8 Nov 19

10 golden rules of company car choice lists

Changing suppliers and rationalising a company car choice list is a major undertaking. To guide fleet decision makers through this process, Thibault Alleyn, MD Consulting & Analytics, FleetVision (pictured above), and Thorsten Bertram, Global Process Lead & Group Director International Customer Relations, Fleet Logistics, offered the following advice at the Fleet Europe Summit: 

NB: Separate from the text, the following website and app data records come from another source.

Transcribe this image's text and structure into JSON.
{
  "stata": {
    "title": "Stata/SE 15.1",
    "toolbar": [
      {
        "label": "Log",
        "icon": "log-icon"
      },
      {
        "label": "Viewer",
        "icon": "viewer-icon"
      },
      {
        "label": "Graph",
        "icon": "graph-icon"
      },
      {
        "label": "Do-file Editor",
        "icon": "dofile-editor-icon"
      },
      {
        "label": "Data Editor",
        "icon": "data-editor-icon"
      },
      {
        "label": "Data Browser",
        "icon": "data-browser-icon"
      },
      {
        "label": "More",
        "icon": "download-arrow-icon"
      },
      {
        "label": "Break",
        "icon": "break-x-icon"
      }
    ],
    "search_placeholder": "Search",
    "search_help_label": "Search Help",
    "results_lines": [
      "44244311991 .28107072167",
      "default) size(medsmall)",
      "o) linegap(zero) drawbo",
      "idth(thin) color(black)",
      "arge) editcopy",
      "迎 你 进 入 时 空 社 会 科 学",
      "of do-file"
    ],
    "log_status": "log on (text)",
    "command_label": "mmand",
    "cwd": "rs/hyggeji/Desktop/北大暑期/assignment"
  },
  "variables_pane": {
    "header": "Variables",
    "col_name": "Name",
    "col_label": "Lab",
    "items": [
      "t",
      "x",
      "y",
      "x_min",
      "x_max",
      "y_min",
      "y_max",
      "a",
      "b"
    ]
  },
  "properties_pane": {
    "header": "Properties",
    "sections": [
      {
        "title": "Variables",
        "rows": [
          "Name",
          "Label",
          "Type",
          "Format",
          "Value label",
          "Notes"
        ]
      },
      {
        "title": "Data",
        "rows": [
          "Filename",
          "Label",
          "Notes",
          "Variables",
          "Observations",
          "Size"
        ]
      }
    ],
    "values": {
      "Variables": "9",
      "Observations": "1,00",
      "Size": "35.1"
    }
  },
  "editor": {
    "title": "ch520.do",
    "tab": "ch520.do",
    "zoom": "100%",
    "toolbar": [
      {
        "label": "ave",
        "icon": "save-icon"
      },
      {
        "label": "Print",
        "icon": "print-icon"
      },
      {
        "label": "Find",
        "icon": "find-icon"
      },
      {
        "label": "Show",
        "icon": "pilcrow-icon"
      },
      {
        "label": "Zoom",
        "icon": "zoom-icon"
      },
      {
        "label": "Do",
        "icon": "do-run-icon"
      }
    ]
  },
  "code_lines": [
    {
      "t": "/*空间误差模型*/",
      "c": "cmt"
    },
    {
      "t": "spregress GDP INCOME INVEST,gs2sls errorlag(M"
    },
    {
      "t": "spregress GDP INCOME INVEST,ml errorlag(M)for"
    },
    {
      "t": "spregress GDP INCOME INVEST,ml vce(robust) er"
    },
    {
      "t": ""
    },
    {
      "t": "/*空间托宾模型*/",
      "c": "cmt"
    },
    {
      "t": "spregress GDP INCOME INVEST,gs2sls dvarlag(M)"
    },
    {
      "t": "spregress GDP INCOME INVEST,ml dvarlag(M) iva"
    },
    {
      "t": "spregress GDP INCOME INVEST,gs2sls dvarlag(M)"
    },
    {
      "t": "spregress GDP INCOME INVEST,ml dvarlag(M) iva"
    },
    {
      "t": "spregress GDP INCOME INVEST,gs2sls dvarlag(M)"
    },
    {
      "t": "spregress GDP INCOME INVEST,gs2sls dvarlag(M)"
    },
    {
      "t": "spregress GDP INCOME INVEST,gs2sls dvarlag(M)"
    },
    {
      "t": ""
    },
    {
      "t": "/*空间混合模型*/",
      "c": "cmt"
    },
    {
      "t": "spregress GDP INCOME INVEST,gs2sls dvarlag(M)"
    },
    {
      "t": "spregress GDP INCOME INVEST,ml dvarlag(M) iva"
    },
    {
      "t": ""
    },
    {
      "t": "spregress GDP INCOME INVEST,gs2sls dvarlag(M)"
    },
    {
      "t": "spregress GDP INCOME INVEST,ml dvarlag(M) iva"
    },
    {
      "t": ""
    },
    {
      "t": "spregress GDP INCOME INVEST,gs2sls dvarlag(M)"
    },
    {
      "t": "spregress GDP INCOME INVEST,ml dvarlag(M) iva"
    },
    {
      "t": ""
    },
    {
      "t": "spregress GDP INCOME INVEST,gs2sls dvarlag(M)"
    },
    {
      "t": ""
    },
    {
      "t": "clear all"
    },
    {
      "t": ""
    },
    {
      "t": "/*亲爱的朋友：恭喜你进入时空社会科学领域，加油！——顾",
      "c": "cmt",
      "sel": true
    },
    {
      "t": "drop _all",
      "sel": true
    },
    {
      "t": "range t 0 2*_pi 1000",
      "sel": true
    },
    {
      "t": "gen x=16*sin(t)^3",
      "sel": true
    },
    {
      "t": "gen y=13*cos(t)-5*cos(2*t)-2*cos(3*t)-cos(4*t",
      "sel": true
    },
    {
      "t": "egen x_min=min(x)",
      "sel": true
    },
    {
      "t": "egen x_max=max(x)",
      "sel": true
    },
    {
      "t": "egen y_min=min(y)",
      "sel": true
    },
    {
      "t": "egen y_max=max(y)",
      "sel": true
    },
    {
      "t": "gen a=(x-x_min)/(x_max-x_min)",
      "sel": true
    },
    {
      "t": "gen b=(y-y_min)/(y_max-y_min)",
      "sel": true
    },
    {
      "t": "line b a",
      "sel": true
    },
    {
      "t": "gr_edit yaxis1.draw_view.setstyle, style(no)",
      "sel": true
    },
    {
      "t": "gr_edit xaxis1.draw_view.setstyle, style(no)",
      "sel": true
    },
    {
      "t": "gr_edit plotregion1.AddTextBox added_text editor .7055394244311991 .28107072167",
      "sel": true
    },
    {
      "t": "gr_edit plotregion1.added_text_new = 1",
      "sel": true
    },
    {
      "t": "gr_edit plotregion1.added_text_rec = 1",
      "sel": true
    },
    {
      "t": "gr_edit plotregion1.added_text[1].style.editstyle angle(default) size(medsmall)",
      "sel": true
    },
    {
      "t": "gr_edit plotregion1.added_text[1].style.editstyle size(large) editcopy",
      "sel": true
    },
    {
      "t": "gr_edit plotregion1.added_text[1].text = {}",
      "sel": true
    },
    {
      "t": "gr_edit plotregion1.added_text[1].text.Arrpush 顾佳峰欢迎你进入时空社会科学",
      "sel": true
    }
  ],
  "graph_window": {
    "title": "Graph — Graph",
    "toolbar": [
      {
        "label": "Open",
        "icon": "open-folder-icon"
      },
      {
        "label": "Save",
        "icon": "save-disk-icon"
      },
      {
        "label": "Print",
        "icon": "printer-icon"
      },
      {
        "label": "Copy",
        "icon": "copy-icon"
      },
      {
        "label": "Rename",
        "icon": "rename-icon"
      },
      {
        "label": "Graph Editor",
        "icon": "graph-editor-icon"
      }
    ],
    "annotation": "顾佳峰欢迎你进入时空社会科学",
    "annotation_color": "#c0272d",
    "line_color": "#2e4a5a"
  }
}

  1. Use car lists wisely. Standardising vehicle selection, so every employee of a similar grade drives the same car, can bring huge purchasing and administrative advantages (for example, reallocating cars is much easier). But don’t ignore local preferences and the scale of the administrative effort required to introduce this.
  2. Know what you need. Investigate the mileage patterns of your vehicles, their usage (daily and weekly) and consider any mandatory options, such as safety equipment, to ensure any new car choices will be fit for purpose.
  3. Take people into account. Identify any clusters around certain driver needs, look at recent order history and survey drivers to ensure any new company car choices fit with market trends. Don’t ignore the people perspective in car lists.
  4. Adjust to context. A variety of external factors can impact the way cars are received and their fleet suitability, so make sure you are aware of WLTP emissions, local tax treatments, vehicle image perceptions, and the extent of dealer networks in different countries. Be prepared to allow local exceptions where these are more effective and efficient.
  5. Procurement issues. Take into account your buying strategy - will you be sourcing a single vehicle or batch ordering; dealing with a local or a global supplier; standardising vehicles to the same make and model or simply harmonising to the same manufacturer? The answers to these questions can make a big difference to the success of contracts, and increasingly, said Alleyn, FleetVision is seeing more flexibility in supply arrangement if there is a good business case.
  6. Reassess contracts periodically. Car choice lists are not set in stone, and require monthly checks to ensure different model variants are still available; three to six month checks to potentially accommodate new drive trains; and six-monthly feedback sessions with suppliers. Alleyn also recommends completely renegotiating supply contracts every two to three years.
  7. Stay informed. Use external sources such as lease companies, OEMs, fleet management companies and the media to keep up to date with fleet trends, tax changes, market evolution, vehicle availability and delivery times, and movements in residual values.
  8. Define your TCO. To compare apples with apples, so to speak, it’s important to use a consistent set of data to calculate total cost of ownership, such as lease rates, services, fuel costs, and (in)direct taxation. Moreover, don’t overlook other costs such as internal fleet management, end of contract vehicle return charges, as well as positives such as any periodical rebates from suppliers.
  9. Dare to experiment. Avoid ‘big bang’ commitments to new products and services, but take baby steps to trial different power trains, longer and shorter lease durations, new brands and models, and even mobility alternatives
  10. Monitor compliance. Checking that supply agreements are honoured and that local companies respect the corporate car list is important in evaluating the success of a new arrangement. It’s also vital to measure actual TCO against forecast TCO.
Authored by: Jonathan Manning